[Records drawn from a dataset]
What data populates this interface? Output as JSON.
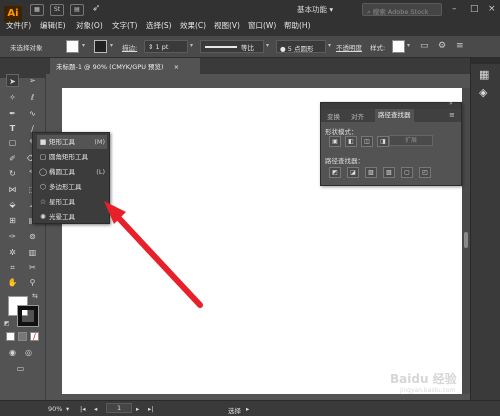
{
  "app": {
    "logo": "Ai"
  },
  "menu": [
    "文件(F)",
    "编辑(E)",
    "对象(O)",
    "文字(T)",
    "选择(S)",
    "效果(C)",
    "视图(V)",
    "窗口(W)",
    "帮助(H)"
  ],
  "titlebar": {
    "st_label": "St",
    "workspace": "基本功能",
    "search_placeholder": "搜索 Adobe Stock"
  },
  "controlbar": {
    "selection_status": "未选择对象",
    "stroke_label": "描边:",
    "stroke_value": "1 pt",
    "stroke_profile": "等比",
    "brush_value": "5 点圆形",
    "opacity_label": "不透明度",
    "style_label": "样式:"
  },
  "document": {
    "tab_title": "未标题-1 @ 90% (CMYK/GPU 预览)",
    "close_glyph": "×"
  },
  "flyout": {
    "items": [
      {
        "label": "矩形工具",
        "key": "(M)"
      },
      {
        "label": "圆角矩形工具",
        "key": ""
      },
      {
        "label": "椭圆工具",
        "key": "(L)"
      },
      {
        "label": "多边形工具",
        "key": ""
      },
      {
        "label": "星形工具",
        "key": ""
      },
      {
        "label": "光晕工具",
        "key": ""
      }
    ]
  },
  "pathfinder": {
    "tabs": [
      "变换",
      "对齐",
      "路径查找器"
    ],
    "shape_modes_label": "形状模式：",
    "expand_label": "扩展",
    "pathfinders_label": "路径查找器："
  },
  "status": {
    "zoom": "90%",
    "page": "1",
    "mode": "选择"
  },
  "watermark": {
    "brand": "Baidu 经验",
    "url": "jingyan.baidu.com"
  },
  "colors": {
    "accent_arrow": "#e8202a",
    "logo_text": "#ff9a00"
  }
}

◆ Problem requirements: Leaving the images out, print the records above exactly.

◆ Output for this task:
What data populates this interface? Output as JSON.
{
  "app": {
    "logo": "Ai"
  },
  "menu": [
    "文件(F)",
    "编辑(E)",
    "对象(O)",
    "文字(T)",
    "选择(S)",
    "效果(C)",
    "视图(V)",
    "窗口(W)",
    "帮助(H)"
  ],
  "titlebar": {
    "st_label": "St",
    "workspace": "基本功能",
    "search_placeholder": "搜索 Adobe Stock"
  },
  "controlbar": {
    "selection_status": "未选择对象",
    "stroke_label": "描边:",
    "stroke_value": "1 pt",
    "stroke_profile": "等比",
    "brush_value": "5 点圆形",
    "opacity_label": "不透明度",
    "style_label": "样式:"
  },
  "document": {
    "tab_title": "未标题-1 @ 90% (CMYK/GPU 预览)",
    "close_glyph": "×"
  },
  "flyout": {
    "items": [
      {
        "label": "矩形工具",
        "key": "(M)"
      },
      {
        "label": "圆角矩形工具",
        "key": ""
      },
      {
        "label": "椭圆工具",
        "key": "(L)"
      },
      {
        "label": "多边形工具",
        "key": ""
      },
      {
        "label": "星形工具",
        "key": ""
      },
      {
        "label": "光晕工具",
        "key": ""
      }
    ]
  },
  "pathfinder": {
    "tabs": [
      "变换",
      "对齐",
      "路径查找器"
    ],
    "shape_modes_label": "形状模式：",
    "expand_label": "扩展",
    "pathfinders_label": "路径查找器："
  },
  "status": {
    "zoom": "90%",
    "page": "1",
    "mode": "选择"
  },
  "watermark": {
    "brand": "Baidu 经验",
    "url": "jingyan.baidu.com"
  },
  "colors": {
    "accent_arrow": "#e8202a",
    "logo_text": "#ff9a00"
  }
}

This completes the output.